It is normal juridical activities for local authorities to transfer prisoners, Northwest China‘s Xinjiang Uygur Autonomous Region said in an exclusive response to the Global Times, commenting on a video clip that has been spreading on overseas social media, which was hyped by Western media as “evidence” of “repression” of Uygurs in the region.
“Fighting crime is something every country would do. Xinjiang’s crackdown on crimes has never targeted any ethnic group or religion,” Xinjiang authorities told the Global Times.
Video which showed a group of blindfolded people sitting on the ground handcuffed went viral on overseas social media after BBC’s Andrew Marr Show showed it while interviewing Chinese Ambassador to the UK Liu Xiaoming on July 19.
Some media said the video proves the existence of a “concentration camp” in Xinjiang and the local government’s “repression” of Uygurs.
Marr claimed in the interview that the tape, which has been “authenticated by Western intelligence agencies and Australian experts,” was Uygur people being pushed on the train.
Ambassador Liu said, “Sometimes you need to transfer prisoners, you know, in any country.”
Some people in the video wore blue vests with “Kashi Prison” written on them, and guards had “SWAT” written on their uniforms.
The video, which was taken by a drone, was first uploaded by the Youtube account “War on Fear” on September 17, 2019, and CNN reported on it that October. The account was registered on that day, and has only released that video.
The Global Times reached some experts, who said that putting the authenticity of the video aside, the content itself cannot prove “repression of Uygurs” like what some Western media claimed.
It is malicious to call prisoners’ transfer “repression of ethnic groups” in Xinjiang. No information from the video showed it was about Uygur or other ethnic groups, Li Wei, a counterterrorism expert at the China Institute of Contemporary International Relations in Beijing, told the Global Times.
Li noted that there is no so-called detention camp in Xinjiang. The vocational education and training centers in Xinjiang were not “camps” as some Western media described.
“To avoid gangs from growing in prisons, sometimes we need to transfer prisoners,” a source from the prison system in China who asked for anonymity told the Global Times. He noted that China has strict rules on transferring prisoners – handcuffs and blindfolding are necessary measures to avoid a possible escape or disputes, or collusion among inmates.
Male prisoners are usually required to cut their hair to avoid them being grasped and fatally injured in possible tussles with other inmates. The vest prisoners wore called “identification suit” is also a measure to avoid a possible escape, the source said.

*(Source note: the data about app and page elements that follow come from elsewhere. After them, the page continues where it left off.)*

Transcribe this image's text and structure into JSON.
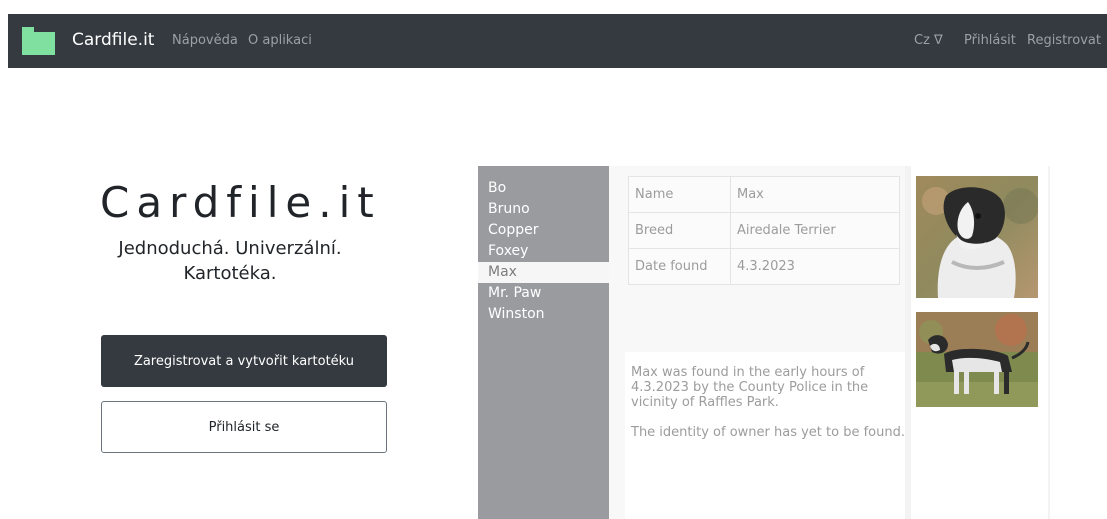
{
  "navbar": {
    "brand": "Cardfile.it",
    "links": [
      "Nápověda",
      "O aplikaci"
    ],
    "language": "Cz ∇",
    "login": "Přihlásit",
    "register": "Registrovat",
    "logo_icon": "folder-icon"
  },
  "hero": {
    "title": "Cardfile.it",
    "subtitle_line1": "Jednoduchá. Univerzální.",
    "subtitle_line2": "Kartotéka.",
    "register_button": "Zaregistrovat a vytvořit kartotéku",
    "login_button": "Přihlásit se"
  },
  "preview": {
    "list": [
      "Bo",
      "Bruno",
      "Copper",
      "Foxey",
      "Max",
      "Mr. Paw",
      "Winston"
    ],
    "selected": "Max",
    "fields": [
      {
        "label": "Name",
        "value": "Max"
      },
      {
        "label": "Breed",
        "value": "Airedale Terrier"
      },
      {
        "label": "Date found",
        "value": "4.3.2023"
      }
    ],
    "description": [
      "Max was found in the early hours of 4.3.2023 by the County Police in the vicinity of Raffles Park.",
      "The identity of owner has yet to be found."
    ]
  },
  "colors": {
    "navbar": "#343a40",
    "logo": "#7fe0a0",
    "list_bg": "#9a9b9f"
  }
}
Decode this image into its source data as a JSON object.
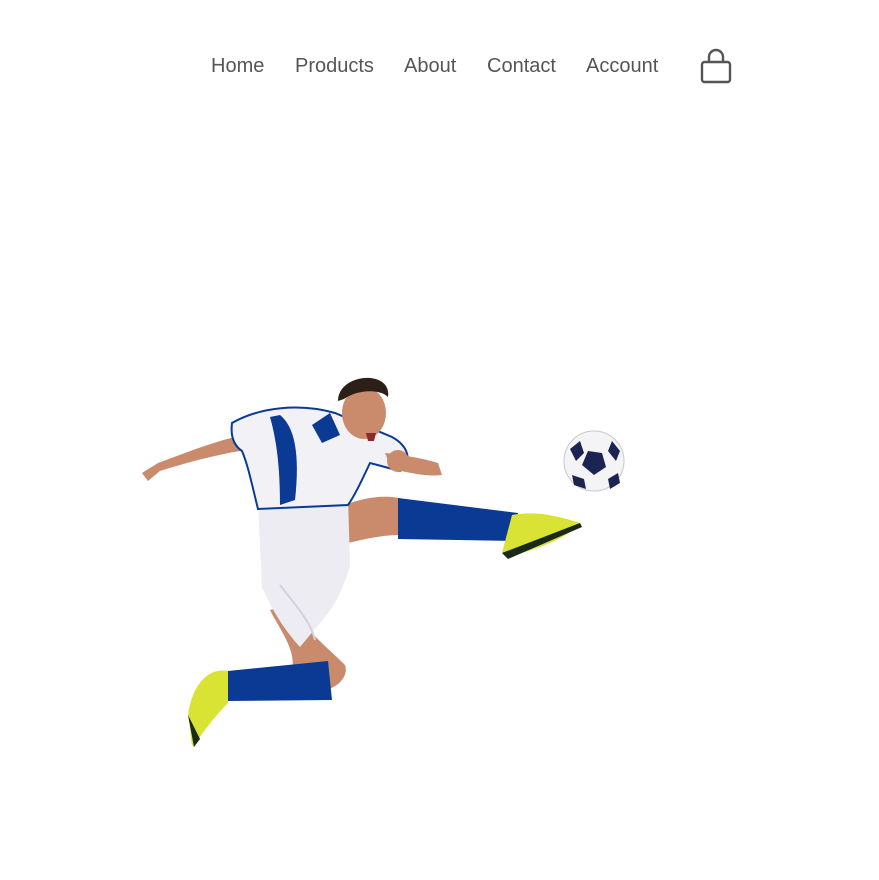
{
  "nav": {
    "items": [
      {
        "label": "Home"
      },
      {
        "label": "Products"
      },
      {
        "label": "About"
      },
      {
        "label": "Contact"
      },
      {
        "label": "Account"
      }
    ],
    "cart_icon": "shopping-bag-icon"
  },
  "hero": {
    "image": "soccer-player-kicking-ball",
    "colors": {
      "kit_blue": "#0a3a93",
      "kit_white": "#f2f2f6",
      "boots": "#d8e334",
      "skin": "#c98b6c",
      "hair": "#2b1f18"
    }
  }
}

“These are prisoners who pose a threat to society… any relaxing of the measures may undermine social security,” he said.
Experts noted that compared with China’s regulations on prisons in accordance with its laws, the US has a notorious record of human rights abuse of prisoners. American nongovernmental organizations also urged the UN Human Rights Council to address the widespread violations of human rights of prisoners in the US, US media reported.
(In association with Global Times)